Jennifer Margulis writes in the Mail Tribune (Southern Oregon) about keeping a family journal. It’s one of those things that many genealogists wished their ancestors had done, but they’ve probably not considered doing themselves.
From the article:
A family journal tells the story of your family and is an effective way to collectively record your familyâ€™s triumphs, tribulations and paraphernalia.
Whatâ€™s more, experts say that keeping a family journal can help build your whole familyâ€™s self-esteem.
“Knowing your history builds self-esteem and self confidence and makes you feel that you belong someplace,” says Lawrence E. Shapiro, author of “The Secret Language of Children,” who recommends that every family keep a journal….
“While researching our family genealogy Iâ€™ve come across many interesting characters and wished they had kept a record of their life,” she says. “Imagine reading about a great-great-grandmother who sold ribbons and lace on the streets of London, or a soldier in the Revolutionary War who rowed General Benedict Arnold across the river to the hospital after he was shot in the leg.”
I think as genealogists, we all have ancestors that we would have loved to have known a lot more about – somebody that was wounded at some ancient battle, or who lived in an area that would have been of extreme interest, or who made a journey, whether it was by ocean or by wagon that we know from other accounts had to be extremely demanding.
I have an ancestor who is German (Prussian if you prefer) who came over to the US in the mid-19th century, over political differences concerning conscription (or rather his parents’ differences with the then-leadership of that region). He either stowed away on a ship or came under an assumed name. Chances are he also changed his name slightly.
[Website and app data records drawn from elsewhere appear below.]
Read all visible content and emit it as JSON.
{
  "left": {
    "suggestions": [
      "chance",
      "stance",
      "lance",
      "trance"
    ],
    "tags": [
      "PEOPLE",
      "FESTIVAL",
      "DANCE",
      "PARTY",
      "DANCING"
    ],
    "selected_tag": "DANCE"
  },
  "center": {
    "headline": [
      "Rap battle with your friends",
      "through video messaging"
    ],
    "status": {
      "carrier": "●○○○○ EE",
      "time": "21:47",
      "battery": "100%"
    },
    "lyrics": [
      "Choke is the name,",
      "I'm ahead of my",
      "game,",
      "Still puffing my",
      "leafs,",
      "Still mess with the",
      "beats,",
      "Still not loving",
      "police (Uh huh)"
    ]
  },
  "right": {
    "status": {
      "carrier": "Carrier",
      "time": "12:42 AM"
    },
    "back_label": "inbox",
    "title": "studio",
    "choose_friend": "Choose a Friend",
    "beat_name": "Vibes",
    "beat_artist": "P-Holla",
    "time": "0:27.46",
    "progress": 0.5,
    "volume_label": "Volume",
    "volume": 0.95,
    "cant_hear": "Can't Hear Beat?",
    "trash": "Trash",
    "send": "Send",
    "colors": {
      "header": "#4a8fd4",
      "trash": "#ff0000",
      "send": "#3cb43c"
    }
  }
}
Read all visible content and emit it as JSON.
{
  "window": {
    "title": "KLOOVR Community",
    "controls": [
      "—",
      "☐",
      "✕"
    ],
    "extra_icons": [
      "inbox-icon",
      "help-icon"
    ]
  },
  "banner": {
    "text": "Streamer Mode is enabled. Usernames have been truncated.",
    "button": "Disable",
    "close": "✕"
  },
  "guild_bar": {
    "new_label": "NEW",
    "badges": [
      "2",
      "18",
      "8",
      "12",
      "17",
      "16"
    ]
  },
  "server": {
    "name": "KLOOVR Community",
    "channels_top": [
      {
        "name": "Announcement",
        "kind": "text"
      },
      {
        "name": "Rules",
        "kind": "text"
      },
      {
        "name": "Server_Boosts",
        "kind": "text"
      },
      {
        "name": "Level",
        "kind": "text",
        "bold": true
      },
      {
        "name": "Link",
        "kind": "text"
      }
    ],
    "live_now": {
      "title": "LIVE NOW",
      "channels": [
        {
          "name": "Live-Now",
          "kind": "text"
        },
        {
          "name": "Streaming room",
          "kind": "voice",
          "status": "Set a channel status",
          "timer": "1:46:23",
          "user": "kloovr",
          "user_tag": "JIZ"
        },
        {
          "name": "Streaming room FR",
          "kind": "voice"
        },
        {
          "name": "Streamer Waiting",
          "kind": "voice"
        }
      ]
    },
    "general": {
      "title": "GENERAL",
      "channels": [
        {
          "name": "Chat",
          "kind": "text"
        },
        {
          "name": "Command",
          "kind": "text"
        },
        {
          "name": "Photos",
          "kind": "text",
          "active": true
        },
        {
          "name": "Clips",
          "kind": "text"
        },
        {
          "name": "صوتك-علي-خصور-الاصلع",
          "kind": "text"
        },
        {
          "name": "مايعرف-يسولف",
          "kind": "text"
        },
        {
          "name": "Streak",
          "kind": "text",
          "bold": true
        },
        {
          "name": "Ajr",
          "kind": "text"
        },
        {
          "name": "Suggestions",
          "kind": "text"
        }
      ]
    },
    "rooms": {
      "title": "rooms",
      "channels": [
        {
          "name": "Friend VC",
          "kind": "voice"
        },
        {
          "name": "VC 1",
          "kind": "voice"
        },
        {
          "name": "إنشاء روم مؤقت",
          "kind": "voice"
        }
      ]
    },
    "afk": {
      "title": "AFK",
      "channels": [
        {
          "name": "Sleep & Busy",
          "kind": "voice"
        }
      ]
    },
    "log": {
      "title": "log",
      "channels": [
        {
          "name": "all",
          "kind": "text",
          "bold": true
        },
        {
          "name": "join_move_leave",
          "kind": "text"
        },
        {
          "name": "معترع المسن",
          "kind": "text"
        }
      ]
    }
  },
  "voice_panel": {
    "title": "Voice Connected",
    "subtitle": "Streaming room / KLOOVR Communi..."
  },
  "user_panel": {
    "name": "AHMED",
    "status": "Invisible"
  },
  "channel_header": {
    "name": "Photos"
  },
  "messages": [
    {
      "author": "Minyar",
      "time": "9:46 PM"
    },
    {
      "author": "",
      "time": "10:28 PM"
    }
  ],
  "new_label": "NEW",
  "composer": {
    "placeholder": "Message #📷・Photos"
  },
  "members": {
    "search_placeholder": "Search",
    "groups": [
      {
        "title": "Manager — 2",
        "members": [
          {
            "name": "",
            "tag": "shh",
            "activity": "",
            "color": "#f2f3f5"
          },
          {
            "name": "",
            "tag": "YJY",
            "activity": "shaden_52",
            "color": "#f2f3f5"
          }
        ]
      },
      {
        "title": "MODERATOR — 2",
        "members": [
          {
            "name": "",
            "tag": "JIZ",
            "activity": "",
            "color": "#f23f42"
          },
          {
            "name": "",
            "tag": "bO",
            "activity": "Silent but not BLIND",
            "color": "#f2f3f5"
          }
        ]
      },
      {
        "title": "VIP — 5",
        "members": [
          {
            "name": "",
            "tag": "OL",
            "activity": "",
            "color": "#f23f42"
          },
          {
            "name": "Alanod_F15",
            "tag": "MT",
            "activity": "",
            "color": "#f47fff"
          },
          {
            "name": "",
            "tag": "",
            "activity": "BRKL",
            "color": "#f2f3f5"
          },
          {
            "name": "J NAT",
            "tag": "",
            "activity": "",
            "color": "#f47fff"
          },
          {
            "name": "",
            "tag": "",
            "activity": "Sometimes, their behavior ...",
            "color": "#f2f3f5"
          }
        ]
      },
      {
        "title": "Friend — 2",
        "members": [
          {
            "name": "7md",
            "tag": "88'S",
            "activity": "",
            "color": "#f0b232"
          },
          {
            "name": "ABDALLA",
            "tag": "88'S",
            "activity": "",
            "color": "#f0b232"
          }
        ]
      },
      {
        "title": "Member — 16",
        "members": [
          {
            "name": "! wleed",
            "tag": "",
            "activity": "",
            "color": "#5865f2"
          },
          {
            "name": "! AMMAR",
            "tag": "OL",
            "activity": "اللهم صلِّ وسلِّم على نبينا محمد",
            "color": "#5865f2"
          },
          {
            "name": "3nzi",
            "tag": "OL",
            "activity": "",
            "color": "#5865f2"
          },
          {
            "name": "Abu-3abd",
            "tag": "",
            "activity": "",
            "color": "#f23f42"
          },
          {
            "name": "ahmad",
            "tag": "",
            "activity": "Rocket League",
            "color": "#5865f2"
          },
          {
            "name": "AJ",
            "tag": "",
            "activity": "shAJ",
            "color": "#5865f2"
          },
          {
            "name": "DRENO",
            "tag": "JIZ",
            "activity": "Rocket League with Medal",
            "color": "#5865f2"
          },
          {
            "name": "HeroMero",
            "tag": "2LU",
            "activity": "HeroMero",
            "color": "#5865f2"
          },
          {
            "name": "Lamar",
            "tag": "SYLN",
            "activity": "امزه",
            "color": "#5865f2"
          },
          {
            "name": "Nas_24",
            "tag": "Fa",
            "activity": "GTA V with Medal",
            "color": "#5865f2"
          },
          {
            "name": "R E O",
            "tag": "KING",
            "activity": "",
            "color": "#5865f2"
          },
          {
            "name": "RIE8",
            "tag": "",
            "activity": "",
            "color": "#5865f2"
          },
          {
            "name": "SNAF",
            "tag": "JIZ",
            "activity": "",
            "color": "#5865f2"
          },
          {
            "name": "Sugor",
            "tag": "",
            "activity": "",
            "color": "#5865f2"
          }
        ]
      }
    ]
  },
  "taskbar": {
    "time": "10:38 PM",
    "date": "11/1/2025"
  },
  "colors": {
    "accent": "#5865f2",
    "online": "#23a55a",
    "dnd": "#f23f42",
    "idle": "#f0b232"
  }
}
It’s my biggest brick-wall, and I have little to nothing to go on. A few pages of text from him or his children would we incredible to read, and would clear up numerous family mysteries.